*** Opening of Provided material ***
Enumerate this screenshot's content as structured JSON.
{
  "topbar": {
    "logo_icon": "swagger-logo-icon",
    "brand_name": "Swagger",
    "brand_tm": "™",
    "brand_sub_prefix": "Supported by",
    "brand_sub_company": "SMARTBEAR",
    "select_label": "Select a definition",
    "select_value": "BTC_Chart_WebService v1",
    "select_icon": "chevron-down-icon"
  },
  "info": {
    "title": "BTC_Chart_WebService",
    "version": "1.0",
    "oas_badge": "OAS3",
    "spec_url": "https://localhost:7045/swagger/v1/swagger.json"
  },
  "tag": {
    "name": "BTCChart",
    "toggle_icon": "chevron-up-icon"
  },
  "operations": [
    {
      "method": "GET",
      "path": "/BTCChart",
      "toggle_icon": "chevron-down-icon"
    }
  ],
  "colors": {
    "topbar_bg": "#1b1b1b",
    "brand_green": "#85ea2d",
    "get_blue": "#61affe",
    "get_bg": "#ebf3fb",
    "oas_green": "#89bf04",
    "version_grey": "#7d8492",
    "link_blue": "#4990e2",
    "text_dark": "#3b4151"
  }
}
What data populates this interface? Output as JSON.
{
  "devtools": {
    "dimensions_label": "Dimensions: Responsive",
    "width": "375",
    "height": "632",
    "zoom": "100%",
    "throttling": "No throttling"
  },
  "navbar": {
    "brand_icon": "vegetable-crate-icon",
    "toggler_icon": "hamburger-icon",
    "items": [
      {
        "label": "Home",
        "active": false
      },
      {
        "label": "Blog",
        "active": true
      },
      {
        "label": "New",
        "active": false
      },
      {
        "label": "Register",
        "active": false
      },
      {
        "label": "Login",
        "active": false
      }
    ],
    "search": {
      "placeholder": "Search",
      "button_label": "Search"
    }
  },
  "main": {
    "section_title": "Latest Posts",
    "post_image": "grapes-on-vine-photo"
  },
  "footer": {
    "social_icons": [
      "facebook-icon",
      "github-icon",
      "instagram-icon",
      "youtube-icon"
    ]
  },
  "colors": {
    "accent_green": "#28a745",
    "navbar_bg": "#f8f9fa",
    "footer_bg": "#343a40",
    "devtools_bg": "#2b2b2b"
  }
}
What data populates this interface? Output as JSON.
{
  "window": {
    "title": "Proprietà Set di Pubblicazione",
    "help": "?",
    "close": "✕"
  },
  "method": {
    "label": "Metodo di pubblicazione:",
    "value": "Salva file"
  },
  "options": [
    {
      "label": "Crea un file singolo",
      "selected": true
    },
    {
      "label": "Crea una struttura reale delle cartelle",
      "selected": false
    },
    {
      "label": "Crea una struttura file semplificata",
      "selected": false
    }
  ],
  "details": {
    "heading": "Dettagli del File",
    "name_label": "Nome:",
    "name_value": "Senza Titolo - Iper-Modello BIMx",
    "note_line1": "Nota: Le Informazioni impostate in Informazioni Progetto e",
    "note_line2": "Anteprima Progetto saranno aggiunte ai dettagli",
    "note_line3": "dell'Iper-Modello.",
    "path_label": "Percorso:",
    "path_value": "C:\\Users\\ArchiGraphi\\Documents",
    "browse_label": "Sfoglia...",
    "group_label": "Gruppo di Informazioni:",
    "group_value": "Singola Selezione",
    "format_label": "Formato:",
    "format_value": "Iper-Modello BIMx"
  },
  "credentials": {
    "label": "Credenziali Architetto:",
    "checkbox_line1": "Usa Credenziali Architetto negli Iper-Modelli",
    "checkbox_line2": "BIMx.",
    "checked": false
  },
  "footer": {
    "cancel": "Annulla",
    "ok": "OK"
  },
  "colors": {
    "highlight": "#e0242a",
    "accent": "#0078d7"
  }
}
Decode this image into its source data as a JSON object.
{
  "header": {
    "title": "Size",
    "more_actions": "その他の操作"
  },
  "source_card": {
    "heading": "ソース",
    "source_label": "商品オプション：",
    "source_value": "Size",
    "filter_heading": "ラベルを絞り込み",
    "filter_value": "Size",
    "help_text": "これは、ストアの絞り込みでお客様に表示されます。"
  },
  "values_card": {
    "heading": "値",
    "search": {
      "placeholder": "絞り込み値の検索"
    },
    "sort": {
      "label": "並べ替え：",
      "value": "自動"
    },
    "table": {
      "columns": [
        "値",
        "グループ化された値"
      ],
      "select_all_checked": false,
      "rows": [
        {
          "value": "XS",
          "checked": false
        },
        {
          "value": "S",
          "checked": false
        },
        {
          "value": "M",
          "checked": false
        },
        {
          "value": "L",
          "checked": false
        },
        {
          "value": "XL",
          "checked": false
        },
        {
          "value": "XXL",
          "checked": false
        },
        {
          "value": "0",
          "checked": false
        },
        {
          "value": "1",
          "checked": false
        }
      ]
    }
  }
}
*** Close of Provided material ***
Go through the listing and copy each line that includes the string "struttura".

• **The completed task**
      "label": "Crea una struttura reale delle cartelle",
      "label": "Crea una struttura file semplificata",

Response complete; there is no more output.